A window in my office cracked and I want to replace it. How is this typical
ly handled? I'd like to do it myself rather then have someone in. Typically
, is there a way to get the glass+frame out of the track? If so, do I then
just take it to a glass shop? OR does the glass+frame stay in the track, an
d somehow the broken glass comes out and new glass goes it?
See pics: http://tinypic.com/r/262ma6o/8
I googled the name in the pic but found nothing.
A little hard to tell, but that looks like a double pane window.
If so, lots of them come with lifetime guarantees.
Examine all around the window looking for a sticker or other
identification and contact the manufacturer.
Happened to me. Got the replacements for free.
The company did want to charge for service, but
I picked up the window and did it myself.
Besides the large cut I got, it was pretty easy.
Not enough information. How about a couple of pictures indoors with the
window closed and with the window open and then from the outside, open and
Googling does get much for W A Therm.Do you own the building in which
your office is located?
As others have said, it's hard to tell from the picture exactly what you
have, but I'll toss this out anyway. (I can't even tell if those are metal
or vinyl windows.)
Anyway, most sliders can be removed by lifting the sash up and swinging the
Look on the upper track and see if you see a "clip" of some type that can
be removed, revealing a gap in the upper channel. If you see that, removed
the clip, perhaps by pulling it straight down (that's how mine works). Once
the gap is revealed, you slide the window until the upper corner is under
the gap and then lift the window up.
In other cases there is a block in the upper track and you have to open the
window far enough to clear the block in order to lift it up high enough to
get the bottom of the window out of the track.
Google some youtube videos for removing sliding windows and you'll see
Probably the most cost efficient way of getting this window fixed
is to take it out yourself and take it to a glass repair shop for them
to do the work. Then, you put the glass back in. But, I'd phone around
because my experience with glass repair shops is that the cost estimates
you get from different glass repair shops will vary wildly.
Your pictures don't show any detail because everything is dark.
Wait until evening and take pictures then so that the flash on your
camera fires, and you see more detail in the picture. Take pictures of
the inside corners of the window because if that's where you'll be able
to see if there are stops holding the window in place. The way to tell
if there are stops holding the window in is to look for a seam between
the window frame and stop, and these will be most evident at the corners
on the inside of the window. If the seams are arranged in such a way
that it looks like there are pieces that come out in order to remove the
glass, then those pieces that come out are stops and you need to remove
those to get the glass out. The seam may be very thin and you might
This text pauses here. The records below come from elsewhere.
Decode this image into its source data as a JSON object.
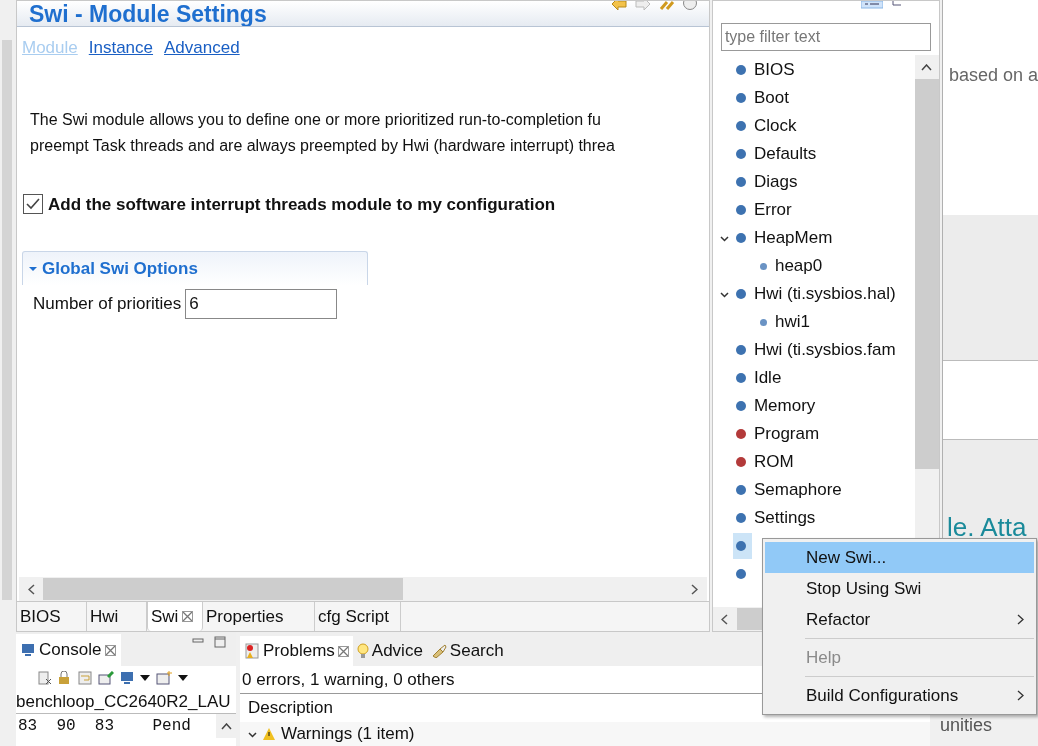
{
  "editor": {
    "title": "Swi - Module Settings",
    "links": [
      {
        "label": "Module",
        "selected": true
      },
      {
        "label": "Instance",
        "selected": false
      },
      {
        "label": "Advanced",
        "selected": false
      }
    ],
    "description": [
      "The Swi module allows you to define one or more prioritized run-to-completion fu",
      "preempt Task threads and are always preempted by Hwi (hardware interrupt) threa"
    ],
    "enable": {
      "label": "Add the software interrupt threads module to my configuration",
      "checked": true
    },
    "section": {
      "title": "Global Swi Options",
      "expanded": true,
      "fields": [
        {
          "label": "Number of priorities",
          "value": "6"
        }
      ]
    },
    "tabs": [
      {
        "label": "BIOS",
        "selected": false,
        "closable": false
      },
      {
        "label": "Hwi",
        "selected": false,
        "closable": false
      },
      {
        "label": "Swi",
        "selected": true,
        "closable": true
      },
      {
        "label": "Properties",
        "selected": false,
        "closable": false
      },
      {
        "label": "cfg Script",
        "selected": false,
        "closable": false
      }
    ]
  },
  "outline": {
    "placeholder": "type filter text",
    "items": [
      {
        "label": "BIOS",
        "color": "#3d72b0",
        "selected": false
      },
      {
        "label": "Boot",
        "color": "#3d72b0",
        "selected": false
      },
      {
        "label": "Clock",
        "color": "#3d72b0",
        "selected": false
      },
      {
        "label": "Defaults",
        "color": "#3d72b0",
        "selected": false
      },
      {
        "label": "Diags",
        "color": "#3d72b0",
        "selected": false
      },
      {
        "label": "Error",
        "color": "#3d72b0",
        "selected": false
      },
      {
        "label": "HeapMem",
        "color": "#3d72b0",
        "selected": false,
        "expanded": true,
        "children": [
          {
            "label": "heap0",
            "color": "#6a93c4",
            "selected": false
          }
        ]
      },
      {
        "label": "Hwi (ti.sysbios.hal)",
        "color": "#3d72b0",
        "selected": false,
        "expanded": true,
        "children": [
          {
            "label": "hwi1",
            "color": "#6a93c4",
            "selected": false
          }
        ]
      },
      {
        "label": "Hwi (ti.sysbios.fam",
        "color": "#3d72b0",
        "selected": false
      },
      {
        "label": "Idle",
        "color": "#3d72b0",
        "selected": false
      },
      {
        "label": "Memory",
        "color": "#3d72b0",
        "selected": false
      },
      {
        "label": "Program",
        "color": "#b33a3a",
        "selected": false
      },
      {
        "label": "ROM",
        "color": "#b33a3a",
        "selected": false
      },
      {
        "label": "Semaphore",
        "color": "#3d72b0",
        "selected": false
      },
      {
        "label": "Settings",
        "color": "#3d72b0",
        "selected": false
      },
      {
        "color": "#3d72b0",
        "selected": true
      },
      {
        "color": "#3d72b0",
        "selected": false
      }
    ]
  },
  "background_texts": [
    "based on a",
    "le. Atta",
    "unities"
  ],
  "console": {
    "title": "Console",
    "launch": "benchloop_CC2640R2_LAU",
    "lines": [
      "83  90  83    Pend"
    ]
  },
  "problems": {
    "tabs": [
      {
        "label": "Problems",
        "selected": true
      },
      {
        "label": "Advice",
        "selected": false
      },
      {
        "label": "Search",
        "selected": false
      }
    ],
    "summary": "0 errors, 1 warning, 0 others",
    "columns": [
      "Description"
    ],
    "groups": [
      {
        "label": "Warnings (1 item)",
        "expanded": true
      }
    ]
  },
  "context_menu": [
    {
      "kind": "item",
      "label": "New Swi...",
      "selected": true,
      "disabled": false,
      "submenu": false
    },
    {
      "kind": "item",
      "label": "Stop Using Swi",
      "selected": false,
      "disabled": false,
      "submenu": false
    },
    {
      "kind": "item",
      "label": "Refactor",
      "selected": false,
      "disabled": false,
      "submenu": true
    },
    {
      "kind": "separator"
    },
    {
      "kind": "item",
      "label": "Help",
      "selected": false,
      "disabled": true,
      "submenu": false
    },
    {
      "kind": "separator"
    },
    {
      "kind": "item",
      "label": "Build Configurations",
      "selected": false,
      "disabled": false,
      "submenu": true
    }
  ]
}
think the stop doesn't come out, but it does. The key is to look on the
corners of the window on the inside to see if there are stops holding
the glass in or not.
The glass in your window looks like a double glazed sealed unit. It
will be more expensive to repair than if it were a single glazed sliding
window. That's because double glazed sealed units require two panes of
glass and both are bonded to a spacer unit between the panes. Look on
the spacer unit between the panes for a sticker of some type or other
identification as to who made that sealed unit. There will be places in
every city that make up double glazed sealed units. You'll find that
some places will be significantly more expensive than others, and that's
often because the expensive places send their work to the cheap places
to be done, and make a profit on their merely sending the window out to
Your best bet is to take several pictures of your window, and take
them down to any glass repair shop and they will tell you how to get the
broken sealed unit out. I can't see it in your picture, but normally
sealed units like that are held in with metal stops that run all around
the window on the inside only.
You use a bee keeper's bar to pry those metal stops out.
The A. Richard company calls this bar a "lever bar scraper", and these
kinds of bars are about the only pry bars with an edge sharp enough to
fit between the stop and the window frame. You can buy them at most
hardware stores. Lots of companies besides A. Richard make them. Just
print off that picture and take it with you and you should find some
place that sells them. But wait to check with a window repair shop in
your are to make sure you need one of these to remove the stops to get
the glass out.
Normally, to remove the stops, you put the sharp edge of the pry bar
into the seam under the window stop, bump it with the heel of your hand
in an upward direction and the stop should pop out of the frame. You
take all four stops out from around the glass, and then you might need a
suction cup to pull the sealed unit out of the frame. Once you get the
glass out, it'd be a good idea to use a damp sponge to clean the rubber
lip on the outside of the window that keep rain from getting into the
HomeOwnersHub.com is a website for homeowners and building and maintenance pros. It is not affiliated with any of the manufacturers or service providers discussed here.
All logos and trade names are the property of their respective owners.